*PROBLEM DESCRIPTION*. All entries must be extracted exactly, with nothing added or dropped.

== INFORMATION

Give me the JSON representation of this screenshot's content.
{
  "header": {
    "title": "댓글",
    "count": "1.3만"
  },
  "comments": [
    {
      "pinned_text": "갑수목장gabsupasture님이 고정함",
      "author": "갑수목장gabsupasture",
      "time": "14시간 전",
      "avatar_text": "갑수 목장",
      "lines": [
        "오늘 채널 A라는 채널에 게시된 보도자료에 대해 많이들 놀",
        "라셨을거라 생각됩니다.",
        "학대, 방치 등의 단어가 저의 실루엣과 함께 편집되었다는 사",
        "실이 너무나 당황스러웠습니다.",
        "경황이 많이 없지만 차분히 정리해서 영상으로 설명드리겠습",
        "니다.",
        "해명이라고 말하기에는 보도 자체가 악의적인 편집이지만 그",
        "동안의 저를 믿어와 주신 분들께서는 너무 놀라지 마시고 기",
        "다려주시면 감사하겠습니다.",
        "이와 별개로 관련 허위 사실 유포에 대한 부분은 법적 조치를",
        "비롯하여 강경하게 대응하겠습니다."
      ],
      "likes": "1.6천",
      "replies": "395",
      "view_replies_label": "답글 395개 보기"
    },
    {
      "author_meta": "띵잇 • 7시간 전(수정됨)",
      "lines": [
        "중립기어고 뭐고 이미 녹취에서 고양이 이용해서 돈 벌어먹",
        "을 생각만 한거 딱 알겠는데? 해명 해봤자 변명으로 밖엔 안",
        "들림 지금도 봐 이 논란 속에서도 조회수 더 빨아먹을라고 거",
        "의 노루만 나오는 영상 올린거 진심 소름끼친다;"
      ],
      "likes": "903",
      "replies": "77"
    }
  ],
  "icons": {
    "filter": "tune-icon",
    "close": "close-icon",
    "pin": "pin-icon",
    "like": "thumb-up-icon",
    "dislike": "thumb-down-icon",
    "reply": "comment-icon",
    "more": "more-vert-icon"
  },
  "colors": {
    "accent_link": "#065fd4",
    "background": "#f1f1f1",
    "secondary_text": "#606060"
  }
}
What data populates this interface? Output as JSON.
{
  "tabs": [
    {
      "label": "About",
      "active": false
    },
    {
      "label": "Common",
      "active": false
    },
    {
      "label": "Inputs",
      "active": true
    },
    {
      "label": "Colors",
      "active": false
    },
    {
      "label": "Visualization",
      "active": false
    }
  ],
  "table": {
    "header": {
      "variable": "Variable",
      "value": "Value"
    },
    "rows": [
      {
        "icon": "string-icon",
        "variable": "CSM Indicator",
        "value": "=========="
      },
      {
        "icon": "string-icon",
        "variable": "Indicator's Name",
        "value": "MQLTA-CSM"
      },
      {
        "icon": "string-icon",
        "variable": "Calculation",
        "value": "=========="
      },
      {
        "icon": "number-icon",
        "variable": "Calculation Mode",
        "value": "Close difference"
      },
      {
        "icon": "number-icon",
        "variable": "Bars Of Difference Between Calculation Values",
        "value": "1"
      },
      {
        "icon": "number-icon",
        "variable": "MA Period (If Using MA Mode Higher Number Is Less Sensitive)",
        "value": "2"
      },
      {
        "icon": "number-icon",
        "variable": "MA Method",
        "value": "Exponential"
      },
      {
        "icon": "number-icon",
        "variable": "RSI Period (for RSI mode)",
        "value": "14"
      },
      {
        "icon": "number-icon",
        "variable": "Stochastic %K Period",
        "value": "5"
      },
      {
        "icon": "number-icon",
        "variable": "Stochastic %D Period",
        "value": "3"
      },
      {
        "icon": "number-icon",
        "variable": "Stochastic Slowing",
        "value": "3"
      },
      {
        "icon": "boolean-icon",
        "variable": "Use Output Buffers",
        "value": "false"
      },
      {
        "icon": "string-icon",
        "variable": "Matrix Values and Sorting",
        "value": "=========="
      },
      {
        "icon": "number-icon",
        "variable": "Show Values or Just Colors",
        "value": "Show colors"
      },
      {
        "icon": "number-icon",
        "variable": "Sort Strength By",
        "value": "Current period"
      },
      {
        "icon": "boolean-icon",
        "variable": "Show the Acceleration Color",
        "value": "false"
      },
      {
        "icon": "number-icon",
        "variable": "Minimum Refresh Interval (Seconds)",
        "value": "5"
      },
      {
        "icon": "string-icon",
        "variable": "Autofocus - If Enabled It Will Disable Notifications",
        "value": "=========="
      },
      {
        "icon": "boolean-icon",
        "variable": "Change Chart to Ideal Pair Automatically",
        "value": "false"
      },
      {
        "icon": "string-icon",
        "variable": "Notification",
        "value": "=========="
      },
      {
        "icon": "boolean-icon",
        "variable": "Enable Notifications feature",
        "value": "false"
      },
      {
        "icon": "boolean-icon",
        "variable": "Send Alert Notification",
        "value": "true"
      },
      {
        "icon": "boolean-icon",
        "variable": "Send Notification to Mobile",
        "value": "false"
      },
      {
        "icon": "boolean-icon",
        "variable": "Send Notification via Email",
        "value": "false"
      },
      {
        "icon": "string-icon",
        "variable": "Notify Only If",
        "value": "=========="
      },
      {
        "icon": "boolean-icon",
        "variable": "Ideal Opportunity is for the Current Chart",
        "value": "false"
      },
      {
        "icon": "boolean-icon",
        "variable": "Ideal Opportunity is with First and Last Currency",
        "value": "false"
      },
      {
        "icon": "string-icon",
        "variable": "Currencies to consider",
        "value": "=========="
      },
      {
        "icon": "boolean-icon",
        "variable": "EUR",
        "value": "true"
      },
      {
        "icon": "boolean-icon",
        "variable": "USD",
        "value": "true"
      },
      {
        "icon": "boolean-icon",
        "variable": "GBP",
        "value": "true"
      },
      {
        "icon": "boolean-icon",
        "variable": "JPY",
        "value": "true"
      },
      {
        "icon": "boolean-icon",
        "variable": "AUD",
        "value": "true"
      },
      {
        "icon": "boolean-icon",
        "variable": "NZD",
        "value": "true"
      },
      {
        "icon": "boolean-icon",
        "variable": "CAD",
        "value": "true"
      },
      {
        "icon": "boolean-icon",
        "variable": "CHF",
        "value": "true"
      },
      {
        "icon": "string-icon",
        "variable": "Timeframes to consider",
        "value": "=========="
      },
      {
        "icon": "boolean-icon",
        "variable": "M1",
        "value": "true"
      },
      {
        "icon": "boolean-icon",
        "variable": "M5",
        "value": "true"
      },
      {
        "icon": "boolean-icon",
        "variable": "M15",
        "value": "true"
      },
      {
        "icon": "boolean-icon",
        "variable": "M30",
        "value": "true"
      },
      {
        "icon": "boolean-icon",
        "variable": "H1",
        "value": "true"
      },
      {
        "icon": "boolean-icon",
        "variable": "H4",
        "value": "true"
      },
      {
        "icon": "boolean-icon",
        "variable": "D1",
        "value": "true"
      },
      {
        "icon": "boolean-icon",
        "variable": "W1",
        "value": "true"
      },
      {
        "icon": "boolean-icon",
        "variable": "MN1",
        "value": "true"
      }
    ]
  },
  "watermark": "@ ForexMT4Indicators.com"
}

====

*SOLVED PROBLEM*.
Give me the JSON representation of this screenshot's content.
{
  "header": {
    "title": "댓글",
    "count": "1.3만"
  },
  "comments": [
    {
      "pinned_text": "갑수목장gabsupasture님이 고정함",
      "author": "갑수목장gabsupasture",
      "time": "14시간 전",
      "avatar_text": "갑수 목장",
      "lines": [
        "오늘 채널 A라는 채널에 게시된 보도자료에 대해 많이들 놀",
        "라셨을거라 생각됩니다.",
        "학대, 방치 등의 단어가 저의 실루엣과 함께 편집되었다는 사",
        "실이 너무나 당황스러웠습니다.",
        "경황이 많이 없지만 차분히 정리해서 영상으로 설명드리겠습",
        "니다.",
        "해명이라고 말하기에는 보도 자체가 악의적인 편집이지만 그",
        "동안의 저를 믿어와 주신 분들께서는 너무 놀라지 마시고 기",
        "다려주시면 감사하겠습니다.",
        "이와 별개로 관련 허위 사실 유포에 대한 부분은 법적 조치를",
        "비롯하여 강경하게 대응하겠습니다."
      ],
      "likes": "1.6천",
      "replies": "395",
      "view_replies_label": "답글 395개 보기"
    },
    {
      "author_meta": "띵잇 • 7시간 전(수정됨)",
      "lines": [
        "중립기어고 뭐고 이미 녹취에서 고양이 이용해서 돈 벌어먹",
        "을 생각만 한거 딱 알겠는데? 해명 해봤자 변명으로 밖엔 안",
        "들림 지금도 봐 이 논란 속에서도 조회수 더 빨아먹을라고 거",
        "의 노루만 나오는 영상 올린거 진심 소름끼친다;"
      ],
      "likes": "903",
      "replies": "77"
    }
  ],
  "icons": {
    "filter": "tune-icon",
    "close": "close-icon",
    "pin": "pin-icon",
    "like": "thumb-up-icon",
    "dislike": "thumb-down-icon",
    "reply": "comment-icon",
    "more": "more-vert-icon"
  },
  "colors": {
    "accent_link": "#065fd4",
    "background": "#f1f1f1",
    "secondary_text": "#606060"
  }
}
What data populates this interface? Output as JSON.
{
  "tabs": [
    {
      "label": "About",
      "active": false
    },
    {
      "label": "Common",
      "active": false
    },
    {
      "label": "Inputs",
      "active": true
    },
    {
      "label": "Colors",
      "active": false
    },
    {
      "label": "Visualization",
      "active": false
    }
  ],
  "table": {
    "header": {
      "variable": "Variable",
      "value": "Value"
    },
    "rows": [
      {
        "icon": "string-icon",
        "variable": "CSM Indicator",
        "value": "=========="
      },
      {
        "icon": "string-icon",
        "variable": "Indicator's Name",
        "value": "MQLTA-CSM"
      },
      {
        "icon": "string-icon",
        "variable": "Calculation",
        "value": "=========="
      },
      {
        "icon": "number-icon",
        "variable": "Calculation Mode",
        "value": "Close difference"
      },
      {
        "icon": "number-icon",
        "variable": "Bars Of Difference Between Calculation Values",
        "value": "1"
      },
      {
        "icon": "number-icon",
        "variable": "MA Period (If Using MA Mode Higher Number Is Less Sensitive)",
        "value": "2"
      },
      {
        "icon": "number-icon",
        "variable": "MA Method",
        "value": "Exponential"
      },
      {
        "icon": "number-icon",
        "variable": "RSI Period (for RSI mode)",
        "value": "14"
      },
      {
        "icon": "number-icon",
        "variable": "Stochastic %K Period",
        "value": "5"
      },
      {
        "icon": "number-icon",
        "variable": "Stochastic %D Period",
        "value": "3"
      },
      {
        "icon": "number-icon",
        "variable": "Stochastic Slowing",
        "value": "3"
      },
      {
        "icon": "boolean-icon",
        "variable": "Use Output Buffers",
        "value": "false"
      },
      {
        "icon": "string-icon",
        "variable": "Matrix Values and Sorting",
        "value": "=========="
      },
      {
        "icon": "number-icon",
        "variable": "Show Values or Just Colors",
        "value": "Show colors"
      },
      {
        "icon": "number-icon",
        "variable": "Sort Strength By",
        "value": "Current period"
      },
      {
        "icon": "boolean-icon",
        "variable": "Show the Acceleration Color",
        "value": "false"
      },
      {
        "icon": "number-icon",
        "variable": "Minimum Refresh Interval (Seconds)",
        "value": "5"
      },
      {
        "icon": "string-icon",
        "variable": "Autofocus - If Enabled It Will Disable Notifications",
        "value": "=========="
      },
      {
        "icon": "boolean-icon",
        "variable": "Change Chart to Ideal Pair Automatically",
        "value": "false"
      },
      {
        "icon": "string-icon",
        "variable": "Notification",
        "value": "=========="
      },
      {
        "icon": "boolean-icon",
        "variable": "Enable Notifications feature",
        "value": "false"
      },
      {
        "icon": "boolean-icon",
        "variable": "Send Alert Notification",
        "value": "true"
      },
      {
        "icon": "boolean-icon",
        "variable": "Send Notification to Mobile",
        "value": "false"
      },
      {
        "icon": "boolean-icon",
        "variable": "Send Notification via Email",
        "value": "false"
      },
      {
        "icon": "string-icon",
        "variable": "Notify Only If",
        "value": "=========="
      },
      {
        "icon": "boolean-icon",
        "variable": "Ideal Opportunity is for the Current Chart",
        "value": "false"
      },
      {
        "icon": "boolean-icon",
        "variable": "Ideal Opportunity is with First and Last Currency",
        "value": "false"
      },
      {
        "icon": "string-icon",
        "variable": "Currencies to consider",
        "value": "=========="
      },
      {
        "icon": "boolean-icon",
        "variable": "EUR",
        "value": "true"
      },
      {
        "icon": "boolean-icon",
        "variable": "USD",
        "value": "true"
      },
      {
        "icon": "boolean-icon",
        "variable": "GBP",
        "value": "true"
      },
      {
        "icon": "boolean-icon",
        "variable": "JPY",
        "value": "true"
      },
      {
        "icon": "boolean-icon",
        "variable": "AUD",
        "value": "true"
      },
      {
        "icon": "boolean-icon",
        "variable": "NZD",
        "value": "true"
      },
      {
        "icon": "boolean-icon",
        "variable": "CAD",
        "value": "true"
      },
      {
        "icon": "boolean-icon",
        "variable": "CHF",
        "value": "true"
      },
      {
        "icon": "string-icon",
        "variable": "Timeframes to consider",
        "value": "=========="
      },
      {
        "icon": "boolean-icon",
        "variable": "M1",
        "value": "true"
      },
      {
        "icon": "boolean-icon",
        "variable": "M5",
        "value": "true"
      },
      {
        "icon": "boolean-icon",
        "variable": "M15",
        "value": "true"
      },
      {
        "icon": "boolean-icon",
        "variable": "M30",
        "value": "true"
      },
      {
        "icon": "boolean-icon",
        "variable": "H1",
        "value": "true"
      },
      {
        "icon": "boolean-icon",
        "variable": "H4",
        "value": "true"
      },
      {
        "icon": "boolean-icon",
        "variable": "D1",
        "value": "true"
      },
      {
        "icon": "boolean-icon",
        "variable": "W1",
        "value": "true"
      },
      {
        "icon": "boolean-icon",
        "variable": "MN1",
        "value": "true"
      }
    ]
  },
  "watermark": "@ ForexMT4Indicators.com"
}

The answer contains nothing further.